Privacy impact assessments and “privacy by design” are now legally required in certain circumstances under GDPR, too. Businesses are obliged to carry out data protection impact assessments for new technologies.  “Privacy by design” involves accounting for privacy risk when designing a new product or service, rather than treating it as an afterthought.

Implications for Marketers

A recent study investigated how much customer data will still be usable after GDPR provisions are implemented. Research was done involving more than 30 companies that have already gone through the process of making their data completely GDPR-compliant.

The sobering finding:  Nearly 45% of EU audience data is being lost due to GDPR provisions.  One of the biggest changes is that cookie IDs disappear, which is the basis behind so much programmatic and other data-driven advertising both in Europe and in the United States.

Doug Stevenson, CEO of Vibrant Media, the contextual advertising agency that conducted the study, had this to say about the implications:

“Publishers will need to rapidly fill their inventory with ‘pro-privacy’ solutions that do not require consent, such as contextual advertising, native [advertising] opportunities and non-personalized ads.”

New platforms are emerging to help publishers manage customer consent for “privacy by design,” but the situation is sure to become more challenging in the ensuing months and years as compliance tracking the regulatory authorities ramps up.

It appears that some companies are being a little less proactive than is advisable. A recent study by compliance consulting firm CompliancePoint shows that a large contingent of companies, simply put, aren’t ready for GDPR.

As for why they aren’t, nearly half report that they’re taking a “wait and see” attitude to determine what sorts of enforcement actions ensue against scofflaws.

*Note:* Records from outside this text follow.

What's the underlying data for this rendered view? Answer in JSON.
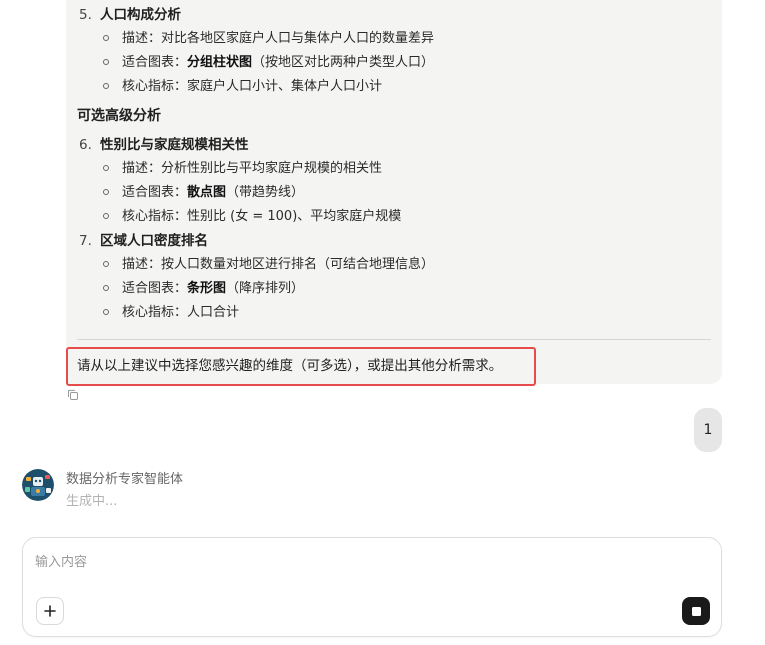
{
  "message": {
    "items": [
      {
        "number": "5.",
        "title": "人口构成分析",
        "bullets": [
          {
            "prefix": "描述：",
            "bold": "",
            "rest": "对比各地区家庭户人口与集体户人口的数量差异"
          },
          {
            "prefix": "适合图表：",
            "bold": "分组柱状图",
            "rest": "（按地区对比两种户类型人口）"
          },
          {
            "prefix": "核心指标：",
            "bold": "",
            "rest": "家庭户人口小计、集体户人口小计"
          }
        ]
      },
      {
        "number": "6.",
        "title": "性别比与家庭规模相关性",
        "bullets": [
          {
            "prefix": "描述：",
            "bold": "",
            "rest": "分析性别比与平均家庭户规模的相关性"
          },
          {
            "prefix": "适合图表：",
            "bold": "散点图",
            "rest": "（带趋势线）"
          },
          {
            "prefix": "核心指标：",
            "bold": "",
            "rest": "性别比 (女 = 100)、平均家庭户规模"
          }
        ]
      },
      {
        "number": "7.",
        "title": "区域人口密度排名",
        "bullets": [
          {
            "prefix": "描述：",
            "bold": "",
            "rest": "按人口数量对地区进行排名（可结合地理信息）"
          },
          {
            "prefix": "适合图表：",
            "bold": "条形图",
            "rest": "（降序排列）"
          },
          {
            "prefix": "核心指标：",
            "bold": "",
            "rest": "人口合计"
          }
        ]
      }
    ],
    "section_title": "可选高级分析",
    "question": "请从以上建议中选择您感兴趣的维度（可多选），或提出其他分析需求。"
  },
  "user_message": "1",
  "agent": {
    "name": "数据分析专家智能体",
    "status": "生成中..."
  },
  "composer": {
    "placeholder": "输入内容",
    "add_label": "+"
  }
}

Some marketers admit that their companies aren’t ready due to their own lack of understanding of GDPR issues, while quite a few others claim simply that they’re unconcerned.

I suspect we’re going to get a much better understanding of the implications of GDPR over the coming year or so. It’ll be good to check back on the status of implementation and enforcement measure by this time next year.

Changing Cross-Currents in E-Mail Marketing

Many marketers find it one of the easiest marketing tactics to execute … but also one of the least effective in terms of results.

In the realm of digital marketing, e-mail marketing has to be one of the most mature choices of tactics these days. It’s been around for a long time, and its relatively small hard-dollar costs make it one a natural “go-to” marketing tactic for many companies.

But today, a declining percentage of marketers see e-mail as one of their most effective tactics in the digital marketing arsenal.

So, what’s the problem?  Many companies have the technology and skills in place to perform e-mail programs using in-house resources. That’s the good news.

The not-so-good news is that more companies are seeing their e-mail programs becoming less effective — for a variety of reasons. Among them are these:

  • E-mail filtering technology is making it more difficult to land e-mails into inboxes.
  • Privacy regulations are becoming more stringent.
  • Overuse of this marketing tactic means more e-mail messages than ever from more companies are being deployed – and with that, more of them are being ignored by recipients.
  • While e-mail used to be the only digital direct marketing game in town, today there are a bigger variety of ways to engage with customers and prospects.
  • Building a high-performing e-mail list that also conforms to regulatory stipulations is more challenging than ever.

This last point is particularly nettlesome for marketers: Data quality and data management are considered among the most difficult challenges for marketers – and also among the least effective in terms of their success.

So, in some ways the factors affecting the use of e-mail marketing are working at cross-purposes. E-mail marketing is easier to execute than other digital marketing endeavors … but as for its effectiveness, many marketers rate other tactics higher, including content marketing and search engine optimization.

In the coming years, it will be interesting to see how attitudes and behaviors regarding e-mail continue to evolve. Will this time-honored tactic decline in importance, or find new life?  Stay tuned …